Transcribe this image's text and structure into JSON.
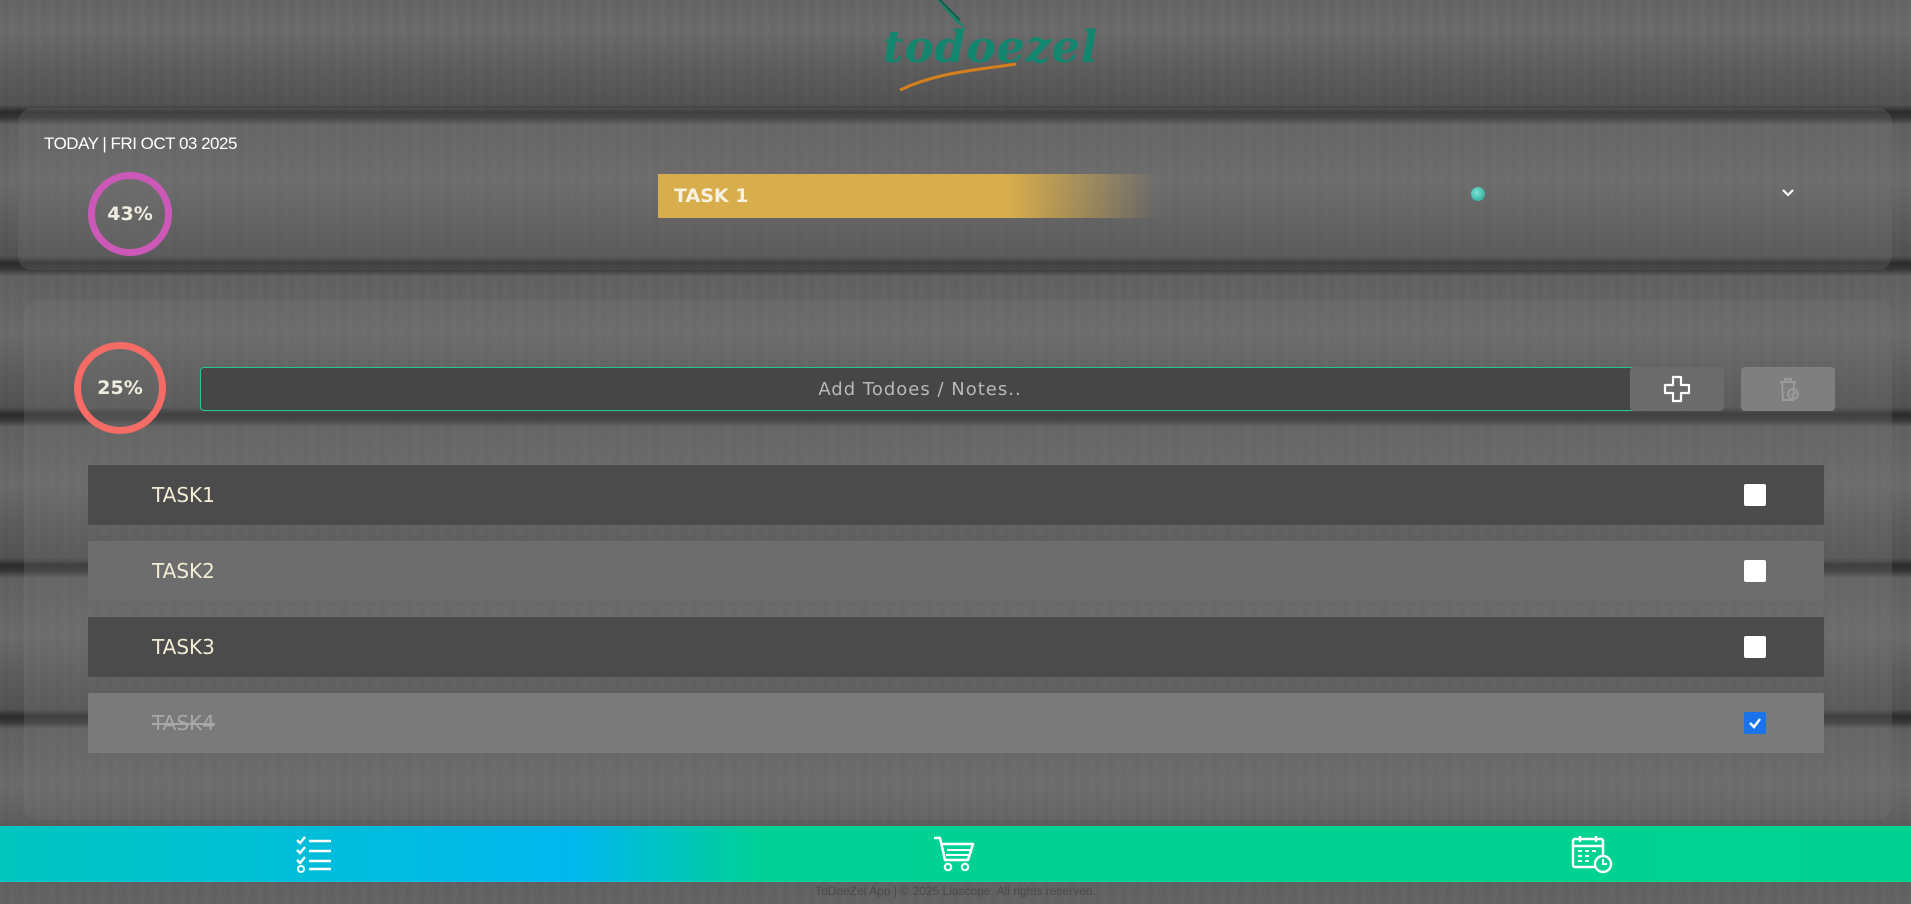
{
  "brand": {
    "name": "todoezel",
    "color": "#13866f"
  },
  "today": {
    "label": "TODAY | FRI OCT 03 2025",
    "progress_percent": 43,
    "progress_label": "43%",
    "ring_color": "#cc58b8"
  },
  "banner": {
    "task_name": "TASK 1",
    "color": "#d8ad4b"
  },
  "icons": {
    "expand": "chevron-down-icon",
    "add": "plus-icon",
    "delete": "trash-icon"
  },
  "list": {
    "progress_percent": 25,
    "progress_label": "25%",
    "ring_color": "#f56b66",
    "input_placeholder": "Add Todoes / Notes..",
    "tasks": [
      {
        "label": "TASK1",
        "done": false
      },
      {
        "label": "TASK2",
        "done": false
      },
      {
        "label": "TASK3",
        "done": false
      },
      {
        "label": "TASK4",
        "done": true
      }
    ]
  },
  "nav": {
    "accent": "#00d391",
    "items": [
      {
        "icon": "checklist-icon"
      },
      {
        "icon": "cart-icon"
      },
      {
        "icon": "calendar-clock-icon"
      }
    ]
  },
  "footer": {
    "text": "ToDoeZel App | © 2025 Liascope. All rights reserved."
  }
}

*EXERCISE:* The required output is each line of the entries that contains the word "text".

*RESULT OF THIS EXERCISE:*
Transcribe this image's text and structure into JSON.
    "text": "ToDoeZel App | © 2025 Liascope. All rights reserved."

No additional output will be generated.